▶ _Data records for software interfaces_
------------------------------------------------------------------------
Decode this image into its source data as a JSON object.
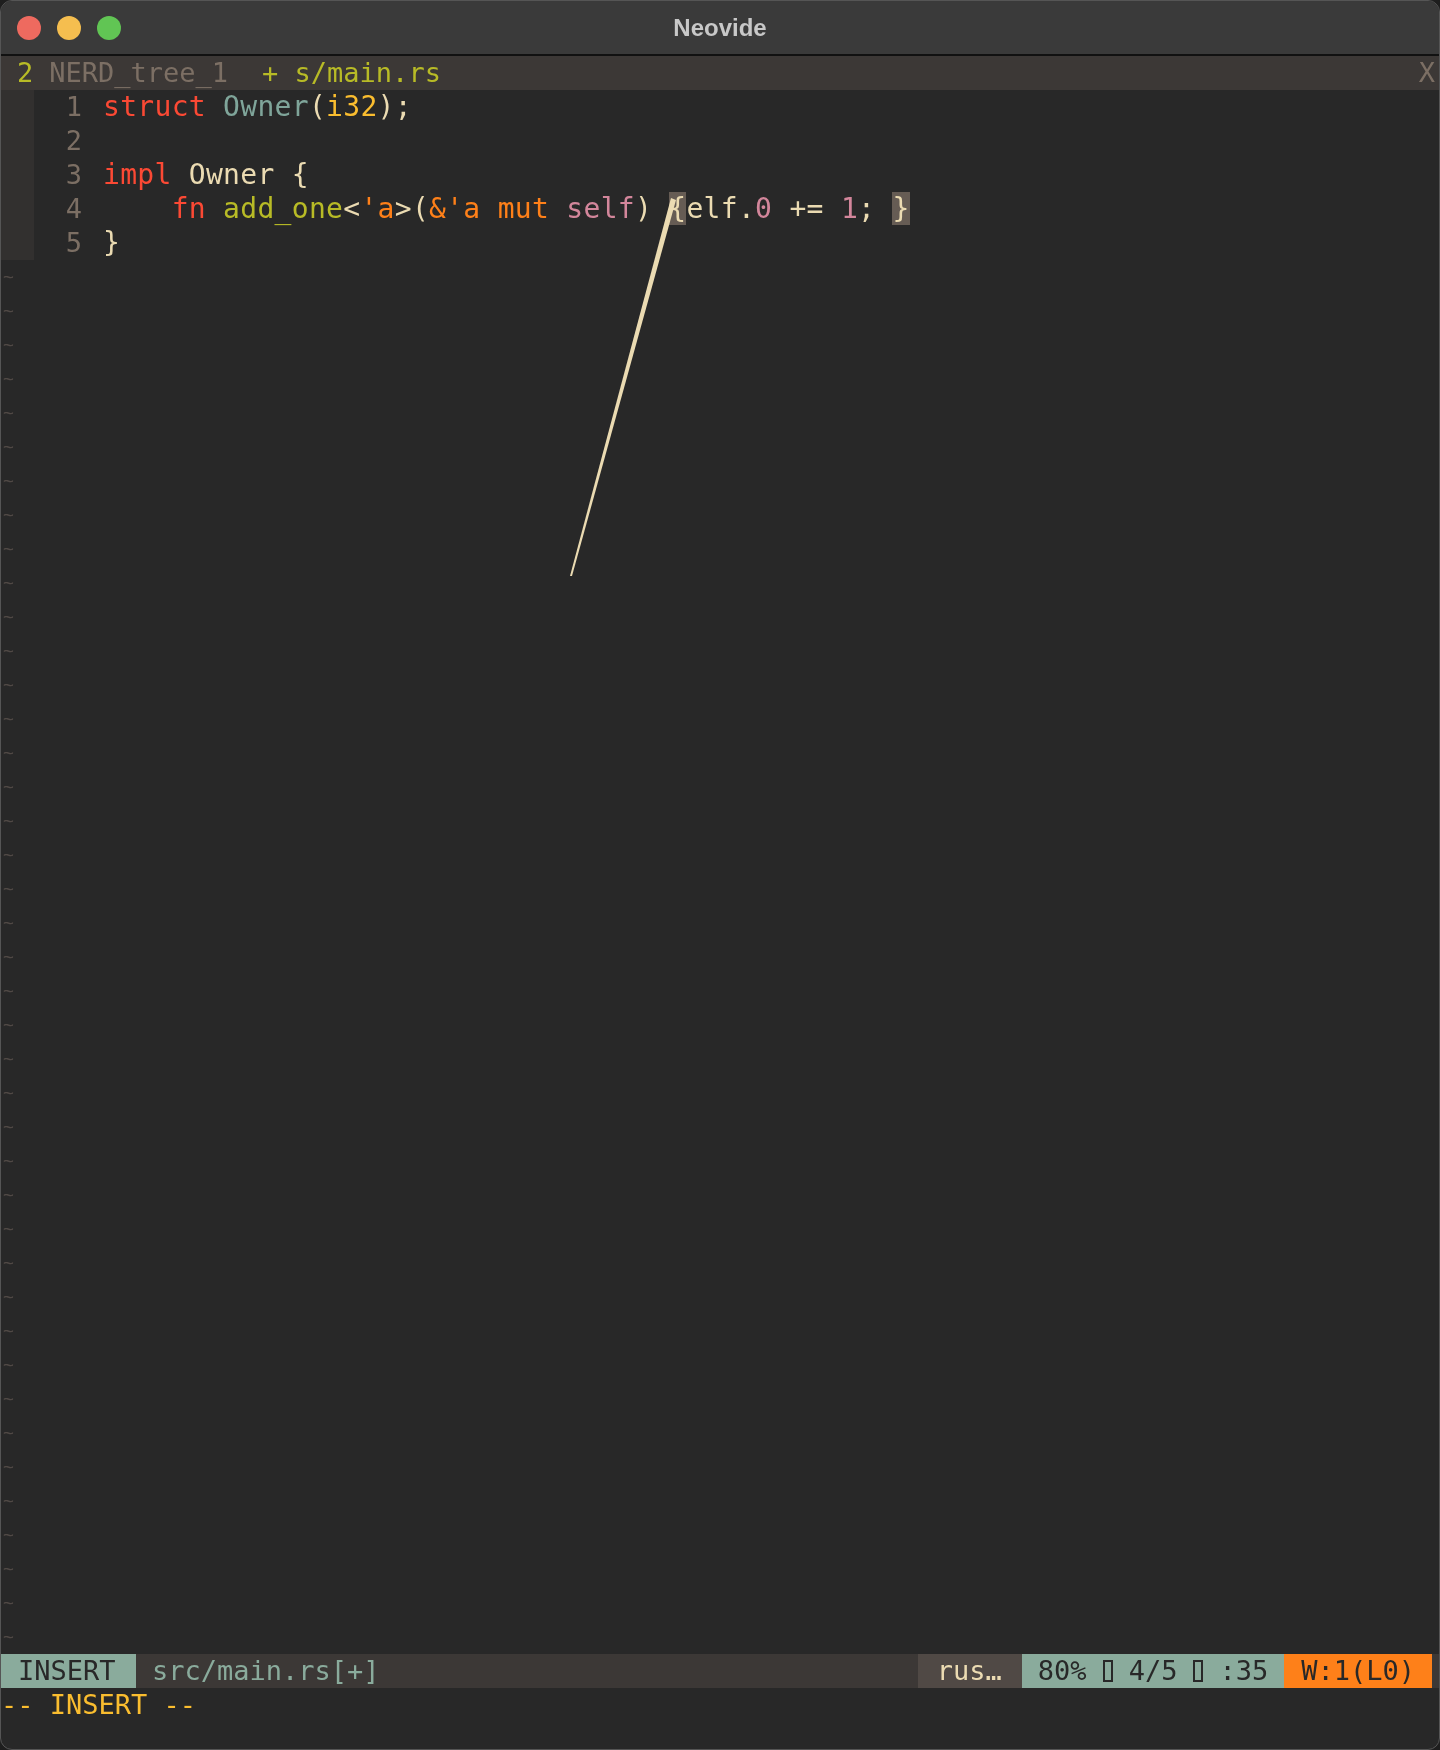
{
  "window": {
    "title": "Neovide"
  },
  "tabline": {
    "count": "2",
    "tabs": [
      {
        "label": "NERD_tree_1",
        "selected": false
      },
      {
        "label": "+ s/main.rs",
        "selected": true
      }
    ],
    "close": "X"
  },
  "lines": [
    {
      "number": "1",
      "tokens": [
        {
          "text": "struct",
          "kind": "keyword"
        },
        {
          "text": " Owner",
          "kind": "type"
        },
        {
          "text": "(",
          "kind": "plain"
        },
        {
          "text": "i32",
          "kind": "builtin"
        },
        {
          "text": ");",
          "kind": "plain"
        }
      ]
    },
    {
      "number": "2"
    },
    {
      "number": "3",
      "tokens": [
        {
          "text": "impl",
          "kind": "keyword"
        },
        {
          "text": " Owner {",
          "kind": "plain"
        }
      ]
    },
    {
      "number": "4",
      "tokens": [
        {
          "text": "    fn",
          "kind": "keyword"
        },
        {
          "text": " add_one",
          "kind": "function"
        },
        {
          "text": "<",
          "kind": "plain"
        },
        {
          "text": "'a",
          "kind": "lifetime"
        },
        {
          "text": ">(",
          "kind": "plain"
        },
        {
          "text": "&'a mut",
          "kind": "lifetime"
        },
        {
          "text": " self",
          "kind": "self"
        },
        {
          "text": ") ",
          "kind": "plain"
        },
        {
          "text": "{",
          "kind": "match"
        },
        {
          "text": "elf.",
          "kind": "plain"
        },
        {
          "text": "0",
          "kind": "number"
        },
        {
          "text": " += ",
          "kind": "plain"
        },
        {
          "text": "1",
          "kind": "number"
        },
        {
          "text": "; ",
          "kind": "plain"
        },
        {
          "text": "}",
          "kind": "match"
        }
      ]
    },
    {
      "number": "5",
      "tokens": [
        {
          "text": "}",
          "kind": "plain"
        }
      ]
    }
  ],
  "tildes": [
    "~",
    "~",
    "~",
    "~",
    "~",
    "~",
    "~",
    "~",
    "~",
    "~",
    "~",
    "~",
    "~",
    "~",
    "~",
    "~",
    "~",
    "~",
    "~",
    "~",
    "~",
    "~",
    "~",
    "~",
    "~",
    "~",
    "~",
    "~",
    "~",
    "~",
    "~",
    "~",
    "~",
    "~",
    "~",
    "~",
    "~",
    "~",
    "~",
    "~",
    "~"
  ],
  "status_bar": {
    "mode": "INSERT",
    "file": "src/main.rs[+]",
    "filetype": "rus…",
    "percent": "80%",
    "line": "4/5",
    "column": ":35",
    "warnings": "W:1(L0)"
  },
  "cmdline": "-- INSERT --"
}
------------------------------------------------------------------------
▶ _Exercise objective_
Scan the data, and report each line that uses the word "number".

▶ _Finished exercise_
      "number": "1",
      "number": "2"
      "number": "3",
      "number": "4",
          "kind": "number"
          "kind": "number"
      "number": "5",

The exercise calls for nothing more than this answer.